At its current level of cash flow coverage, SQ has room for improvement to better cushion for events which may require debt repayment. However, the company exhibits proper management of current assets and upcoming liabilities. I admit this is a fairly basic analysis for SQ’s financial health. Other important fundamentals need to be considered alongside. You should continue to research Square to get a more holistic view of the stock by looking at:
- Future Outlook: What are well-informed industry analysts predicting for SQ’s future growth? Take a look at our free research report of analyst consensus for SQ’s outlook.
- Valuation: What is SQ worth today? Is the stock undervalued, even when its growth outlook is factored into its intrinsic value? The intrinsic value infographic in our free research report helps visualize whether SQ is currently mispriced by the market.
- Other High-Performing Stocks: Are there other stocks that provide better prospects with proven track records? Explore our free list of these great stocks here.
To help readers see past the short term volatility of the financial market, we aim to bring you a long-term focused research analysis purely driven by fundamental data. Note that our analysis does not factor in the latest price-sensitive company announcements.

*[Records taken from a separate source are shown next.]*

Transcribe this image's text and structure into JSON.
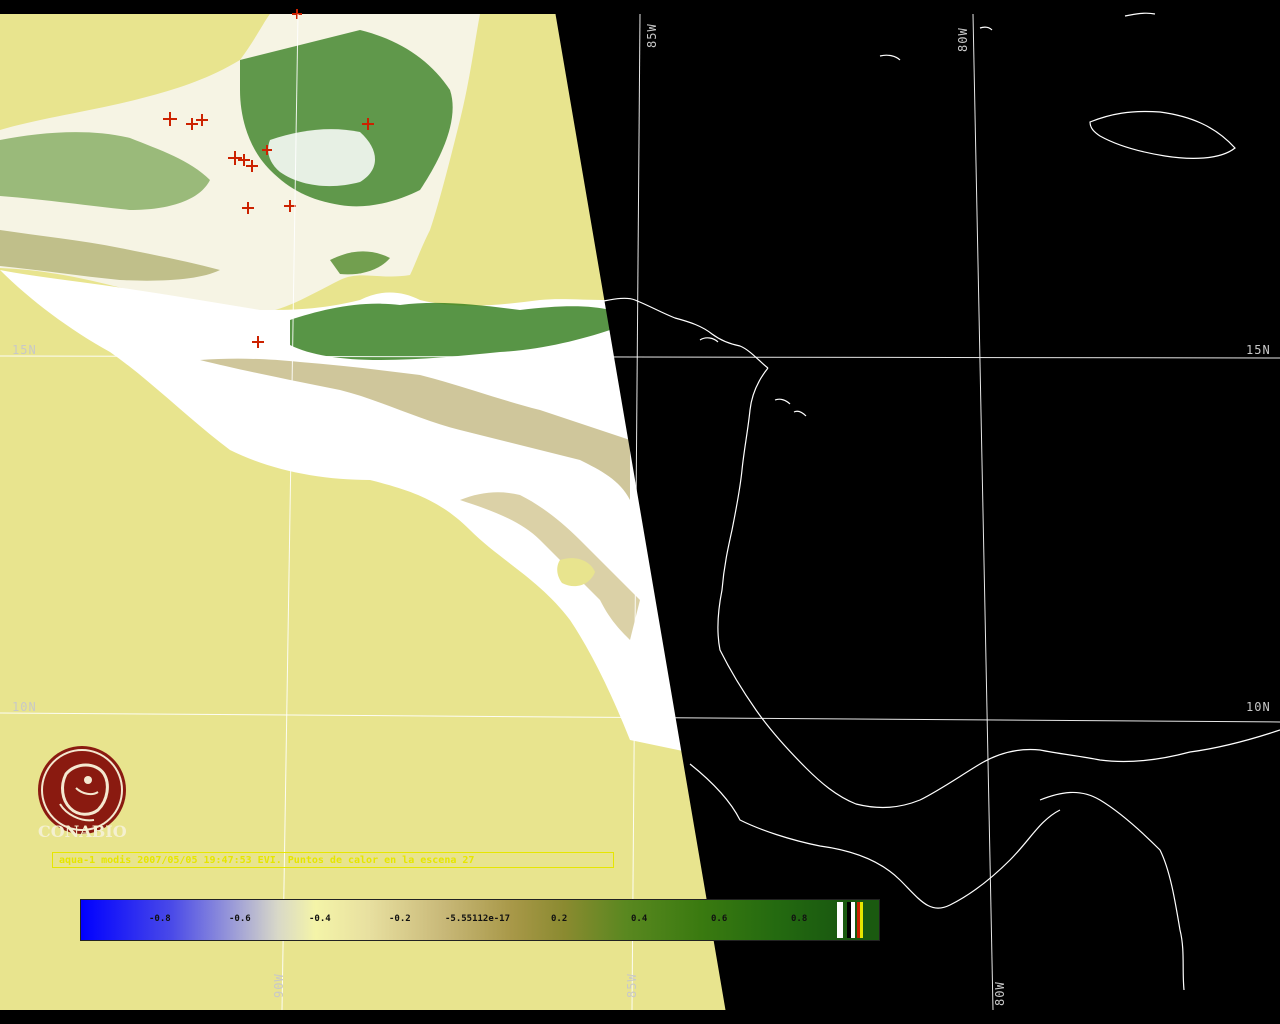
{
  "grid_labels": {
    "lat_15N_left": "15N",
    "lat_15N_right": "15N",
    "lat_10N_left": "10N",
    "lat_10N_right": "10N",
    "lon_85W_top": "85W",
    "lon_80W_top": "80W",
    "lon_90W_bottom": "90W",
    "lon_85W_bottom": "85W",
    "lon_80W_bottom": "80W"
  },
  "logo": {
    "name": "CONABIO"
  },
  "caption": "aqua-1 modis 2007/05/05 19:47:53 EVI. Puntos de calor en la escena 27",
  "legend": {
    "ticks": [
      "-0.8",
      "-0.6",
      "-0.4",
      "-0.2",
      "-5.55112e-17",
      "0.2",
      "0.4",
      "0.6",
      "0.8"
    ]
  },
  "colors": {
    "ocean_fill": "#e8e48e",
    "cloud_white": "#ffffff",
    "vegetation_green": "#2e7a18",
    "hotspot_red": "#cc2200",
    "no_data_black": "#000000",
    "coastline_white": "#ffffff",
    "caption_yellow": "#e6e600",
    "logo_maroon": "#8a1a10"
  }
}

The author is an independent contributor and at the time of publication had no position in the stocks mentioned. For errors that warrant correction please contact the editor at firstname.lastname@example.org.